(Washington, DC) Over the weekend, I finished Mark Kingwell’s excellent book Nearest Thing to Heaven: The Empire State Building and American Dreams. By coincidence, I spent today in an office three blocks south of the actual Empire State Building. I saw it first from an airport taxi, got a good direct look at it from the window on 31st Street, walked by its front door, and then watched it vanish over Queens on my way to La Guardia.
Seeing it, however, is problematic–that is one of Kingwell’s themes. First of all, it is actually very big. If you are far enough away to see the whole thing, it becomes misleadingly small, unremarkable, dwarfed by routine buildings closer by, sometimes just an extra piece of equipment in the backdrop of a New Jersey auto dealership or a Brooklyn lot. If you come close enough to sense its scale, it veers away so sharply that you can’t really see anything. What you do glimpse is just the skin. It’s a three-dimensional structure; to experience it fully (if such a thing were possible) would require going inside: time and motion would be needed as well as vision.
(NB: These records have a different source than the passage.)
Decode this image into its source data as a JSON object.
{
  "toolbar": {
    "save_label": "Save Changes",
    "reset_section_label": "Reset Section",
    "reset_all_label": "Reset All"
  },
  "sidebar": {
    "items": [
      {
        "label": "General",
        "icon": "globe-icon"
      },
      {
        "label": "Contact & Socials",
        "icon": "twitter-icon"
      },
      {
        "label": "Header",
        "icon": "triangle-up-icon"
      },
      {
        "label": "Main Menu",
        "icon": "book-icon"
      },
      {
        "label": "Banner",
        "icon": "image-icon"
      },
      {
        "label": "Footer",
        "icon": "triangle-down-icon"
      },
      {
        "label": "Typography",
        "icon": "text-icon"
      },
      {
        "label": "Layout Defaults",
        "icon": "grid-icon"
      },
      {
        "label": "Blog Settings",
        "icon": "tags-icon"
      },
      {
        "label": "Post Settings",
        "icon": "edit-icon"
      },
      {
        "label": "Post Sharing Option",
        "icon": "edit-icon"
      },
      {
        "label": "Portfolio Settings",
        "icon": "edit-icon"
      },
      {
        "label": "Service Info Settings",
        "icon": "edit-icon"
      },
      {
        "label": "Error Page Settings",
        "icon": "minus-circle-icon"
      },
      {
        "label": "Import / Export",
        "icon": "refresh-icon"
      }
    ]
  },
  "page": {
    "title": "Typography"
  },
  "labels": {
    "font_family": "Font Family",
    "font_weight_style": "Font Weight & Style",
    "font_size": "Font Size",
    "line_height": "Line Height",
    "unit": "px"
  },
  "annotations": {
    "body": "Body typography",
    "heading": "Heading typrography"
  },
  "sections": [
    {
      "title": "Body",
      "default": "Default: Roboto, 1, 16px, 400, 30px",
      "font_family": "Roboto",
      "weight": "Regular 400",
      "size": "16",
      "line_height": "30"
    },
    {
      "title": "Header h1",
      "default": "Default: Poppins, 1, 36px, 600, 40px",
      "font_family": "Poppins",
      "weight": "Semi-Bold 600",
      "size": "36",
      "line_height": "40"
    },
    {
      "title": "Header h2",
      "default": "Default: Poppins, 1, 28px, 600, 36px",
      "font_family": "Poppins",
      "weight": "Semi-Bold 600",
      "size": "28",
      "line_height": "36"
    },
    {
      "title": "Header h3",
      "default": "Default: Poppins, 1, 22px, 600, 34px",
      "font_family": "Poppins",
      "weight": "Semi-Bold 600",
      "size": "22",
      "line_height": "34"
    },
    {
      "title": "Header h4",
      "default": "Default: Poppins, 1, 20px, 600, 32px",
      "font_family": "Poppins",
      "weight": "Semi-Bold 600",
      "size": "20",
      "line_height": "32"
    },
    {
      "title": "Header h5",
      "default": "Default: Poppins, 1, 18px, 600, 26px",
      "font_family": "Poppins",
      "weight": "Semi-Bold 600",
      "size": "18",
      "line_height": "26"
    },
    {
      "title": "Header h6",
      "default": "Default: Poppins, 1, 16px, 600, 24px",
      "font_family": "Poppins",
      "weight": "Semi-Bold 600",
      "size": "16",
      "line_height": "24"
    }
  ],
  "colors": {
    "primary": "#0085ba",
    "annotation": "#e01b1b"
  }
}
The Empire State Building is also hard to “see” because you have seen it so many times before, in real life, in postcards and movies, inside snow globes, on tee-shirts, carved as chocolates or soaps. As a result of all that mechanical reproduction, you carry the wrong shape in your mind. In my memory, it had more stone and less steel, more shoulder and less head, than in my experience today.
And it’s a hard object to see because savvy New Yorkers don’t stare up at it, whether they’re walking down the street or in meetings on 31st Street. They are too busy, too blasé. Tourists were standing around the entrance on Fifth Avenue, and since I was also a tourist but didn’t want to seem one, I hurried past.
From the taxi, though, it was OK to stare. The building looked a little solitary, standing down there in the thirties. I recalled Kingwell’s idea that the Chrysler Building is its uptown girlfriend; they seemed a little distant. At first sight, on a grey day, the Empire State Building looked pixilated, like a stack of tiny cubes with angular edges all the way to the Deco dirigible dock at the top. A surprising dark stripe crossed its belly.
I wrote the above on the plane from New York to DC, without really reaching a conclusion before we had to put computers away for landing. We came in low over the Potomac, Georgetown lamps shimmering on the river, the Lincoln Memorial’s skylights glowing upward, and the obelisk standing in the middle of it all. It may have been a trick of the perspective–or something to do with my twenty years of past wrapped up in Washington–but it looked grander than the city we had left.